1978 was an active year as a new pistol was also developed for silhouette pistol shooting. This pistol was based on the round Classic action with a synthetic fiberglass and foam stock. The pistol was introduced to the public at the NRA Convention that same year in Salt Lake City. This pistol was later offered in your choice of calibers and either a fiberglass or walnut stock.
Business was keeping Wichita Arms quite busy but Nolan Jackson still managed enough range time to set a NRA National Silhouette Pistol record in 1980. This year also saw the introduction of a line of sights and ribs for competition use in the shooting sports.
1983 saw the introduction of various comps for several revolvers, Smith and Wesson and semi-auto pistols, 1911 Colt. This year also saw the introduction of a scope mount, and muzzle break for the Mini 14.
The International Silhouette Pistol was introduced in 1984. This pistol featured a break open action and again designed for competition use. Even though designed for competition use the pistol was found afield on many hunting trips. The pistol was featured interchangeable barrels and was initially offered in 22 Long Rifle, 30-30, 30-30/7mm, 357 Magnum, 357 Maximum. Talk of other chambering soon followed.
A long dry spell occurred and it was not until 1995 that we saw a new product from Wichita Arms. To add to their precision shooting accessories a Pistol Rest was added to their rest line of products. To round out their line of shooting rests the Magnum Rifle Rest was added in 1999.

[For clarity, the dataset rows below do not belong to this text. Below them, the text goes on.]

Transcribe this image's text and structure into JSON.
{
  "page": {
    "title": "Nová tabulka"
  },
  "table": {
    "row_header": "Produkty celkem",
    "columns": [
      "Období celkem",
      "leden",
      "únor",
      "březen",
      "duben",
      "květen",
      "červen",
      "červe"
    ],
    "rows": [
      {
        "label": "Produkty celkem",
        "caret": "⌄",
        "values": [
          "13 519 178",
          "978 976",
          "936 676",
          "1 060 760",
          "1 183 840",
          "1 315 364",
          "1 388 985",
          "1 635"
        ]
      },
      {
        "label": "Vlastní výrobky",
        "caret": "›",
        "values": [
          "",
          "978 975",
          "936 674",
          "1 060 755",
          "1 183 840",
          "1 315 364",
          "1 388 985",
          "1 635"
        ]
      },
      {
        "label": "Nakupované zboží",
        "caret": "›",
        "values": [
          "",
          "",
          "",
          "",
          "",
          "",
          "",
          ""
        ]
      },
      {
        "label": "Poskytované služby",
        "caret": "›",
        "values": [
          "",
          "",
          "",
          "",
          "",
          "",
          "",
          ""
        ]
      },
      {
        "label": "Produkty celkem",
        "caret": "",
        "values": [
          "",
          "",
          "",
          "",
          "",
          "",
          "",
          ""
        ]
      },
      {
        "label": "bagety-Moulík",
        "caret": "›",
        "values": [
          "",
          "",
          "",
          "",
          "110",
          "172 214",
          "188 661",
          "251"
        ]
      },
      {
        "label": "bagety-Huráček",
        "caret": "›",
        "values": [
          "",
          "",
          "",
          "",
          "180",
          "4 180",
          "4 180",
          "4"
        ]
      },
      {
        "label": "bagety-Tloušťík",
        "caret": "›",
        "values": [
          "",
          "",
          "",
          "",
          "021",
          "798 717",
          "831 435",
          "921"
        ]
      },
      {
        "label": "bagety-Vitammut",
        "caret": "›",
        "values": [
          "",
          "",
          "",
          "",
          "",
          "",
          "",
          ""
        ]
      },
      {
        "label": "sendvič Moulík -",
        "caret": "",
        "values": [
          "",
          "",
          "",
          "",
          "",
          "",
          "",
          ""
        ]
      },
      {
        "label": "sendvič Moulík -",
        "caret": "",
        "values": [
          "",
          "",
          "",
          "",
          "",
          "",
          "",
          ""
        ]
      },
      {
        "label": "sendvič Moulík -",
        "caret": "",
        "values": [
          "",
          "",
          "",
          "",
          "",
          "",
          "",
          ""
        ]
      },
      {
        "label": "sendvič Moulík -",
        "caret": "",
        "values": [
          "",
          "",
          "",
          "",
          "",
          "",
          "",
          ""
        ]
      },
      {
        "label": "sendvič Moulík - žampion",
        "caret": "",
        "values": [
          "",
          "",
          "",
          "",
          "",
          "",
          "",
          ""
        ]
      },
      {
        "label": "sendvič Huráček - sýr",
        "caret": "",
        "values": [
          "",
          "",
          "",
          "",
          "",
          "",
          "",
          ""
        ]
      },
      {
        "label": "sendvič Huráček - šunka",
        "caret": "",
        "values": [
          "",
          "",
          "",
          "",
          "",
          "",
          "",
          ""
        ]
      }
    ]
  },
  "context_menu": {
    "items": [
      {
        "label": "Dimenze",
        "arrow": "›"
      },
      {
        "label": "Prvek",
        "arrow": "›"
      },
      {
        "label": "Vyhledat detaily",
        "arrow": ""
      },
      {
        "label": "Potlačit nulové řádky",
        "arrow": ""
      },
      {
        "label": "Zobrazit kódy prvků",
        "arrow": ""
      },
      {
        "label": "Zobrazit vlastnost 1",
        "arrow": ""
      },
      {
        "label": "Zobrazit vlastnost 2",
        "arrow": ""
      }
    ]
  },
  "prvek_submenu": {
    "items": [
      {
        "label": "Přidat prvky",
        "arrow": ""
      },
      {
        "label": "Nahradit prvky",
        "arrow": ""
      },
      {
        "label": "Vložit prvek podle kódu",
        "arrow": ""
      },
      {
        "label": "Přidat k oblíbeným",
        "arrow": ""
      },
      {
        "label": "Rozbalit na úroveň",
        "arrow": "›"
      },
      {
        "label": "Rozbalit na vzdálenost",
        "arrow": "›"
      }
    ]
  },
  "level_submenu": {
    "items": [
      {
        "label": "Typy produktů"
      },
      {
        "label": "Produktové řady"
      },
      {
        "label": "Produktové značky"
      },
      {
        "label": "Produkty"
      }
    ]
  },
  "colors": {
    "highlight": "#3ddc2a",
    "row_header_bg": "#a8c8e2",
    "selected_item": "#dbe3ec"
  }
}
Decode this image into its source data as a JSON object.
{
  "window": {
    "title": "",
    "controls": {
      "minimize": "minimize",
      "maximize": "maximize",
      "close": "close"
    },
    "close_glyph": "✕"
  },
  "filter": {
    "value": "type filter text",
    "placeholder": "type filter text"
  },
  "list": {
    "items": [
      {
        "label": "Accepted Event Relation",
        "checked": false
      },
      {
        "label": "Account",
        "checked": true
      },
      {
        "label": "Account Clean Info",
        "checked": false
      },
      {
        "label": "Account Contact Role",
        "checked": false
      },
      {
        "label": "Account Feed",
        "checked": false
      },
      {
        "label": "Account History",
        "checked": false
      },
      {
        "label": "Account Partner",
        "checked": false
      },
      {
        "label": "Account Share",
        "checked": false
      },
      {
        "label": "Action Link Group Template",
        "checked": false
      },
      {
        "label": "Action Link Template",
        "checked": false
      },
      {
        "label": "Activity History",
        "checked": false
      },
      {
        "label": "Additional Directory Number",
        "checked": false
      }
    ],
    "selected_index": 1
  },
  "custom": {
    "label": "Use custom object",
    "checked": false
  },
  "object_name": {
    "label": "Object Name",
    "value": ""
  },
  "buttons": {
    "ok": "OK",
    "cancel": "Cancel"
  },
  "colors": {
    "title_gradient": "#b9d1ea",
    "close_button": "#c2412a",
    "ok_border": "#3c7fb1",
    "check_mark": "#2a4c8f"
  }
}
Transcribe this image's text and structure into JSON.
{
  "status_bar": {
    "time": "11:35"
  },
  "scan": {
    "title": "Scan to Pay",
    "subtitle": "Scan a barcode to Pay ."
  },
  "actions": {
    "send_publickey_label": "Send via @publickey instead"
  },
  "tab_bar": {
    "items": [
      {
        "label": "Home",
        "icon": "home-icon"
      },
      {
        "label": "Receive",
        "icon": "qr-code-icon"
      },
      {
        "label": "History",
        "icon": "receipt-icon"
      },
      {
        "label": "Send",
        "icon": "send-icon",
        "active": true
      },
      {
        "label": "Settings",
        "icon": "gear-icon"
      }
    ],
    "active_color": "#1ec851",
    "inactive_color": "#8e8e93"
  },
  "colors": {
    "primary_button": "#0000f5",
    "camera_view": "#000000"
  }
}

The Rifle Rests have been in production for 40 years and a new product was conceived as an essential addition for these rests. In 2002 the Wichita Windage was introduced. This device can be attached to the Wichita Rifle Rest and several other manufacturers rifle rests to add Windage adjustment capability without having to purchase a new rifle rest or rest top.
The drawing table looks cluttered and the design activity is picking up. There appears to be new products on the horizon for Wichita Arms. Whatever the products may be the central mandate of quality and precision shooting will be foremost in all Wichita Arms products.